Digital Video and HD
Algorithms and InterfacesBy
- Charles Poynton
- Charles Poynton
Rapidly evolving computer and communications technologies have achieved data transmission rates and data storage capacities high enough for digital video. But video involves much more than just pushing bits! Achieving the best possible image quality, accurate color, and smooth motion requires understanding many aspects of image acquisition, coding, processing, and display that are outside the usual realm of computer graphics.
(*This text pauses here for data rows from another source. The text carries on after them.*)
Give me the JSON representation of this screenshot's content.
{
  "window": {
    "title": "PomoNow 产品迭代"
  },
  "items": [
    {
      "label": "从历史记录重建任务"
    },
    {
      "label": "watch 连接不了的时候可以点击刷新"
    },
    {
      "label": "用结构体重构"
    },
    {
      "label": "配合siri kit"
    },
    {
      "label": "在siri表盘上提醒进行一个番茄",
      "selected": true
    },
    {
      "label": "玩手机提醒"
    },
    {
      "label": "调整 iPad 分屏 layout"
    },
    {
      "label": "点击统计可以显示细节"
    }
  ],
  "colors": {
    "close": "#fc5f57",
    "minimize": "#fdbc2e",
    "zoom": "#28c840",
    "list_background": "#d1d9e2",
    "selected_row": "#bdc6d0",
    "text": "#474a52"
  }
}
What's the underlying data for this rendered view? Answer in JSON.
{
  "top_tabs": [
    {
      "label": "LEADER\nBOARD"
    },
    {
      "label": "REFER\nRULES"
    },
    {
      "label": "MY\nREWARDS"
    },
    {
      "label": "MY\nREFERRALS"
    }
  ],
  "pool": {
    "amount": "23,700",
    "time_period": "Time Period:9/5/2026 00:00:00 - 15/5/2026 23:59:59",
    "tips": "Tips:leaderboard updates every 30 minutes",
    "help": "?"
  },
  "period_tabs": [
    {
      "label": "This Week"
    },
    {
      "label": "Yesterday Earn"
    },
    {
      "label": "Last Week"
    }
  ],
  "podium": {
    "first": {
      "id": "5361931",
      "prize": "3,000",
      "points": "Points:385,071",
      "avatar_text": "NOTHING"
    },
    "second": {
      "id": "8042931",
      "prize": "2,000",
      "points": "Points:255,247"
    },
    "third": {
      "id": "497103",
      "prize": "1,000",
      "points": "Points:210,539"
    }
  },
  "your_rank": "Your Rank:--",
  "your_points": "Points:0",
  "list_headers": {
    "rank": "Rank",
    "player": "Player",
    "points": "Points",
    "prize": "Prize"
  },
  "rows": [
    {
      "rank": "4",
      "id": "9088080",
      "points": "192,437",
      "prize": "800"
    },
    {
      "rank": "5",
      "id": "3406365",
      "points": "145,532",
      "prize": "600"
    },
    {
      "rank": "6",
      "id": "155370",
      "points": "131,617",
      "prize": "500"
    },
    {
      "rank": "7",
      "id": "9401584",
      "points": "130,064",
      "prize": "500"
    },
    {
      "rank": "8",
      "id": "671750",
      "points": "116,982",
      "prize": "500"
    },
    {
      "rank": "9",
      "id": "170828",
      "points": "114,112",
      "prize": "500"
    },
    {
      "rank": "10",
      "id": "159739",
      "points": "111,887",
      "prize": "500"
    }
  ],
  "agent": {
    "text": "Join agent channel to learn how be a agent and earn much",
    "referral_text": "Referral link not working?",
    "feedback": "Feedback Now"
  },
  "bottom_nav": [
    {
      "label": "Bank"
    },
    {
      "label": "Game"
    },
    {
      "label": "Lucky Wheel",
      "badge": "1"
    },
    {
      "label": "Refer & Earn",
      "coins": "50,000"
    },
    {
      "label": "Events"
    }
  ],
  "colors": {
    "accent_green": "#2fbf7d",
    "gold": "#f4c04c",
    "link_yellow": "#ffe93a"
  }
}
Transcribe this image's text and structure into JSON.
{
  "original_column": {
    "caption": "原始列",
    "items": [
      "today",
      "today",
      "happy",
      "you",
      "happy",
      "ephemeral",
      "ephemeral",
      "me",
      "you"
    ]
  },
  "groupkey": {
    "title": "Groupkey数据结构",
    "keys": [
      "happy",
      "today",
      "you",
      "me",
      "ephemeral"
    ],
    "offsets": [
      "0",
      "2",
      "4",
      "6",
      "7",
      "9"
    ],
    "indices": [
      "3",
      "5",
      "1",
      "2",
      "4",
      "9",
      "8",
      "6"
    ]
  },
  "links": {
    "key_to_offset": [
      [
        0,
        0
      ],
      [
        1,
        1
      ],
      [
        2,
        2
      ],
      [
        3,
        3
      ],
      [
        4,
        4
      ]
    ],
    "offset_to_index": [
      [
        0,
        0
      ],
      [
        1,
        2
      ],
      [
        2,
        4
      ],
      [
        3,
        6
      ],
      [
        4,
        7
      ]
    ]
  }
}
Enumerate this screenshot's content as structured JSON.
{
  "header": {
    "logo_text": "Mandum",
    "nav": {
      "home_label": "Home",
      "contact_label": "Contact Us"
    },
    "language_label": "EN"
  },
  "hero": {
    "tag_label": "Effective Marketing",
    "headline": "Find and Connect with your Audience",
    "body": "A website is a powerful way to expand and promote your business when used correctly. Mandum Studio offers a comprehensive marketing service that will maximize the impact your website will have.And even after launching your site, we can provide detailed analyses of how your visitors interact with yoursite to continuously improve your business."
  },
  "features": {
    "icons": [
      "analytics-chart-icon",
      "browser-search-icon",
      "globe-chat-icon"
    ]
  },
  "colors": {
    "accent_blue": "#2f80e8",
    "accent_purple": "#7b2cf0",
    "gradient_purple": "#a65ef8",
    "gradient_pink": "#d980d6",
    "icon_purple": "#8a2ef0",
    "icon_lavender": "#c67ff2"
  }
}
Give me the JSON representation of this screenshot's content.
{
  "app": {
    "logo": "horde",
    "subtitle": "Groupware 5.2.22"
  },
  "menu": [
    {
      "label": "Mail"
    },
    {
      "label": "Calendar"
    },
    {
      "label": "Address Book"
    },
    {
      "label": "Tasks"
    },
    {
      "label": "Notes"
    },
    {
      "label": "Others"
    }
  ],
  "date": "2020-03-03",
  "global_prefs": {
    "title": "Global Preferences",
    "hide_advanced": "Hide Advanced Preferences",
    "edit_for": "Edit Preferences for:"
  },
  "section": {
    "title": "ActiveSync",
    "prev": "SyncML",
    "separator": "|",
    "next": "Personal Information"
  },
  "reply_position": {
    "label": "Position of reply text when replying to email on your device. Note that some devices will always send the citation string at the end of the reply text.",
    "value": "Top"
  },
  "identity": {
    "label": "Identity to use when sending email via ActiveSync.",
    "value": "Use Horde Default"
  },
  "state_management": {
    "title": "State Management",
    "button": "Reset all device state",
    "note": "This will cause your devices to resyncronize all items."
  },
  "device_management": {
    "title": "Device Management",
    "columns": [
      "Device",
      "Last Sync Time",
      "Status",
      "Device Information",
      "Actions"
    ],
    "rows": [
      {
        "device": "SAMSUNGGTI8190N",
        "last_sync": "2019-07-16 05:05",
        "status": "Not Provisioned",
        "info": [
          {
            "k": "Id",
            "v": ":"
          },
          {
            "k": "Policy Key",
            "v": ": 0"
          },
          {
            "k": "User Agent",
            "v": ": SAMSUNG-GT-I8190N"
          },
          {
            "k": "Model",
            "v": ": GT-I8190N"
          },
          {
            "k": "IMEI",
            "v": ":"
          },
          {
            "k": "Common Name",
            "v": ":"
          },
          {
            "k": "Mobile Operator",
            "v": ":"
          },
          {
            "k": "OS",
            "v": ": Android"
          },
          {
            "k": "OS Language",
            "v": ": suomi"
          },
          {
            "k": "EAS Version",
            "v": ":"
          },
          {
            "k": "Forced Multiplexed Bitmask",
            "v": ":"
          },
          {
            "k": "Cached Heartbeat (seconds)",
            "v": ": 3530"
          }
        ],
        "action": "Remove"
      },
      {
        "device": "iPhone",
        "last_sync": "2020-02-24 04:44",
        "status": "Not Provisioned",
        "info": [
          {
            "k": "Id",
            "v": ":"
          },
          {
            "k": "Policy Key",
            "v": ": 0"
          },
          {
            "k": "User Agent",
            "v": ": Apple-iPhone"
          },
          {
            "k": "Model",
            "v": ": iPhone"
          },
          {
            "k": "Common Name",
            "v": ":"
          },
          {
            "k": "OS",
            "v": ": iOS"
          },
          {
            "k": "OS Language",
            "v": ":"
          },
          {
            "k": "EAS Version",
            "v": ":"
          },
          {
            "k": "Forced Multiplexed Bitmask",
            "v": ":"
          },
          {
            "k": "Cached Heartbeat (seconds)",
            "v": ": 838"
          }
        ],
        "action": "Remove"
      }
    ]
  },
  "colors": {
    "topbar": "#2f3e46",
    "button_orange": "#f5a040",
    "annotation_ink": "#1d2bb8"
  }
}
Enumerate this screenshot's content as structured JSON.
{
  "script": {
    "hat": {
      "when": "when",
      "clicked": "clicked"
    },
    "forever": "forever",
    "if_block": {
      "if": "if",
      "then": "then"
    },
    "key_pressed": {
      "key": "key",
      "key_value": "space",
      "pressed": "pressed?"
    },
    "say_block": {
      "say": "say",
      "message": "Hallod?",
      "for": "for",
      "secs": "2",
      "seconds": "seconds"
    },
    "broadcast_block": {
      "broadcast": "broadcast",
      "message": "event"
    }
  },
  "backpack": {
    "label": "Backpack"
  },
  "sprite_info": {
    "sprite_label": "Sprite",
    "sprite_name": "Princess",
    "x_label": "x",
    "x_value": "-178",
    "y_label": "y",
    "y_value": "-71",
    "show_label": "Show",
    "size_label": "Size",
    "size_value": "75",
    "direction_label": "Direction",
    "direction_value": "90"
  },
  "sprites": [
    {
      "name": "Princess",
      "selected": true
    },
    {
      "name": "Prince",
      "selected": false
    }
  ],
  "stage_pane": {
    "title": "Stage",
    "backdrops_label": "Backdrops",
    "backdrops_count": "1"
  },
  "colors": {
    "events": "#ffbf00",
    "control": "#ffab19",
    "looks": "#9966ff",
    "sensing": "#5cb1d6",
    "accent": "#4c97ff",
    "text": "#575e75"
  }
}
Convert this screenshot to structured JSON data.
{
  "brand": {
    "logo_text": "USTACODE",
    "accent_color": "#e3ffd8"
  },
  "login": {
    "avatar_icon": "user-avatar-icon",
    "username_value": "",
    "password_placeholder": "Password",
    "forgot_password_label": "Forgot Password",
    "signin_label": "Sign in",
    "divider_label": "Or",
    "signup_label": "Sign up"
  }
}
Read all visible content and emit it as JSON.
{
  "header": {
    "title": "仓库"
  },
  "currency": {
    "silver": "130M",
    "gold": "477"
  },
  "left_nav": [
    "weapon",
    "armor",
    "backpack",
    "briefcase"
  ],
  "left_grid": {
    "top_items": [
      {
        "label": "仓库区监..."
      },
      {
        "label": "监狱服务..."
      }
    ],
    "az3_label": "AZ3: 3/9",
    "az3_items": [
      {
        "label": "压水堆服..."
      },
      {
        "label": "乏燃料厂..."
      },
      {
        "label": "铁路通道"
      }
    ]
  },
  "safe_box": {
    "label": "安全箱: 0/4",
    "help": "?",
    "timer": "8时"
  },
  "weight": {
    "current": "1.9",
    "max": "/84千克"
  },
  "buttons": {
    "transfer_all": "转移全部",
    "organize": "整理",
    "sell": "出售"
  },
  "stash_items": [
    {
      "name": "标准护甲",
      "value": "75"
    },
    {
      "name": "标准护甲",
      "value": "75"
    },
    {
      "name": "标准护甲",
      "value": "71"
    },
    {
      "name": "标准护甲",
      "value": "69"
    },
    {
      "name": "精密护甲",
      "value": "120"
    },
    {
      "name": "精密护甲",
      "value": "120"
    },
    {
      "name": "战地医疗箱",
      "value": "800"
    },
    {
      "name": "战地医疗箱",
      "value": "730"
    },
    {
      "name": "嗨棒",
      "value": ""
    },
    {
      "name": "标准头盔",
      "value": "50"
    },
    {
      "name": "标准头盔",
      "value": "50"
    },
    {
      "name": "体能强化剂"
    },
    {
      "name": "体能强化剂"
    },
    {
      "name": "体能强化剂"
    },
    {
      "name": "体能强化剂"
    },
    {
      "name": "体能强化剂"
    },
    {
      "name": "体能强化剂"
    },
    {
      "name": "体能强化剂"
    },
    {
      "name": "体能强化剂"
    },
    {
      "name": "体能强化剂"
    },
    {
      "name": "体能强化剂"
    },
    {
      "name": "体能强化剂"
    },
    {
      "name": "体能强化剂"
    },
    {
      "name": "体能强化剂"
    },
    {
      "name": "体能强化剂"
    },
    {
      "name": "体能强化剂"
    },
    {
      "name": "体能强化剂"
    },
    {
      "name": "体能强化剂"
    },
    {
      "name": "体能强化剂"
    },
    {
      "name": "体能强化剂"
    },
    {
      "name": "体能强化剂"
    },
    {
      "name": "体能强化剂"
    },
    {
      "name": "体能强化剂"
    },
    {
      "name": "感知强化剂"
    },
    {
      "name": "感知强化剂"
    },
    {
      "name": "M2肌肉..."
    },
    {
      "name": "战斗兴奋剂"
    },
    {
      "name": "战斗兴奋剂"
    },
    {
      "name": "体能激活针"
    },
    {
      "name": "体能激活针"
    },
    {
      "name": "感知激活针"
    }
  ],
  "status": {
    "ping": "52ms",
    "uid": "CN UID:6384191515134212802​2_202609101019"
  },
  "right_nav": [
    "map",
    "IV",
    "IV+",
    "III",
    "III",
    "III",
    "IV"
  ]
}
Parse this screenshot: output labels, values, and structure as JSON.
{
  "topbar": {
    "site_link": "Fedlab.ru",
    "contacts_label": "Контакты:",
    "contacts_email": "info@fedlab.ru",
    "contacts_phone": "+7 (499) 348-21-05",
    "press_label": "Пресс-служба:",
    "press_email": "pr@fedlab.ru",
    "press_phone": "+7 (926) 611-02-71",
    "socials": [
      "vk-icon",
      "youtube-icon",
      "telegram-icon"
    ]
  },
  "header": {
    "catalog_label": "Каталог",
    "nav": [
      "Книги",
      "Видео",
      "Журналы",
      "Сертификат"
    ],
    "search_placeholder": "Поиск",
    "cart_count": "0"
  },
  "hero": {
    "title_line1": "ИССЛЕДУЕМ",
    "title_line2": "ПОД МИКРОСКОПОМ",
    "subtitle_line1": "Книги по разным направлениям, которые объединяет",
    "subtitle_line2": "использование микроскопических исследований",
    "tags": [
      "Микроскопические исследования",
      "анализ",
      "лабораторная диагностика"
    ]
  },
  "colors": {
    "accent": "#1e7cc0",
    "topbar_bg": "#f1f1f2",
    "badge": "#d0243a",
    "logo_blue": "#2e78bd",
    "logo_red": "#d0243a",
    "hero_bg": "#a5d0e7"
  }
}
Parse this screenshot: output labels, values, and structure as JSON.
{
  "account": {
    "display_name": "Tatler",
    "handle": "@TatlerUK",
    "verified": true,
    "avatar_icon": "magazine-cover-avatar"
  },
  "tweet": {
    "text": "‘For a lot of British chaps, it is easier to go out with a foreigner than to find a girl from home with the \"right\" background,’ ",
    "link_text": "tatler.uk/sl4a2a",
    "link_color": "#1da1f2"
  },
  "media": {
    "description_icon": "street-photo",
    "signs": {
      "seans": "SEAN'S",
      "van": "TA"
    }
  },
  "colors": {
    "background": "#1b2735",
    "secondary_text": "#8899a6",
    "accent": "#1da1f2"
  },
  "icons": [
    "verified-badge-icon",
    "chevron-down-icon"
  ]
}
At the same time, video system designers are facing new demands to interface with film and computer system that require techniques outside conventional video engineering.
Charles Poynton's 1996 book A Technical Introduction to Digital Video became an industry favorite for its succinct, accurate, and accessible treatment of standard definition television (SDTV). In Digital Video and HDTV, Poynton augments that book with coverage of high definition television (HDTV) and compression systems.For more information on HDTV Retail markets, go to: http://www.insightmedia.info/newsletters.php#hdtv
Engineers, programmers, and computer graphics professionals who work in fields (such as film and software and game design) that encompasses video for entertainment as well as non-broadcast, non-entertainment applications in business, science, and education, including teleconferencing, Web-based training, sales and marketing presentations, and exploration.
Published: December 2002
Imprint: Morgan Kaufmann
- Acknowledgments List of Figures List of Tables Preface Part 1 - Introduction Chapter 1 - Raster Images Chapter 2 - Quantization Chapter 3 - Brightness Contrast Controls Chapter 4 - Raster Images in Computing Chapter 5 - Raster Scanning Chapter 6 - Image Structure Chapter 7 - Resolution Chapter 8 - Constant Luminance Chapter 9 - Rendering Intent Chapter 10 - Introduction to Luma Chroma Chapter 11 - Introduction to Component SDTV Chapter 12 - Introduction to Composite NTSC PAL Chapter 13 - Introduction to HDTV Chapter 14 - Introduction to Compression Chapter 15 - Digital Video Interfaces Part 2 - Principles Chapter 16 - Filtering and Sampling Chapter 17 - Resampling, Interpolation, and decimation Chapter 18 - Image Digitization and Reconstruction Chapter 19 - Perception and Visual Acuity Chapter 20 - Luminance and Lightness Chapter 21 - The CIE System of Colorimetry Chapter 22 - Color Science for Video Chapter 23 - Gamma Chapter 24 - Luma and Color Differences Chapter 25 - Component Video Color Coding for SDTV Chapter 26 - Component Video Color Coding for HDTV Chapter 27 - NTSC PAL Chroma Modulation Chapter 28 - NTSC PAL Frequency Interleaving Chapter 29 - NTSC Y'IQ System Chapter 30 - Frame, Field, Line, and Sample Rates Chapter 31 - Timecode Chapter 32 - Video Signal Structure Chapter 33 - Digital Sync., TRS, Ancillary Data, and Interface Chapter 34 - Analog SDTV Sync, Genlock, and Interface Chapter 35 - Videotape Recording Chapter 36 - 2-3 Pulldown Chapter 37 - Deinterlacing Part 3 - Video Compression Chapter 38 - JPEG and Motion-JPEG Compression Chapter 39 - MPEG-2 Video Compression Part 4 - Studio Standards Chapter 40 - 525/59.94 Component Video Chapter 41 - 525/59.94 NTSC Composite Video Chapter 42 - 625/50 Component Video Chapter 43 - 625/50 PAL Composite Video Chapter 44 - SDTV Test Signals Chapter 45 - 1280x720 HDTV Chapter 46 - 1920x1080 HDTV Chapter 47 - Electrical and Mechanical Interfaces Part 5 - Broadcast Consumer Video Chapter 48 - Analog NTSC nbsp; PAL Broadcast Standards Chapter 49 - Consumer Analog NTSC PAL Chapter 50 - Digital Television Broadcast Standards Appendices A - YUV and Luminance Considered Harmful B - Introduction to Radiometry Photometry C - Glossary of Video Signal Terms Index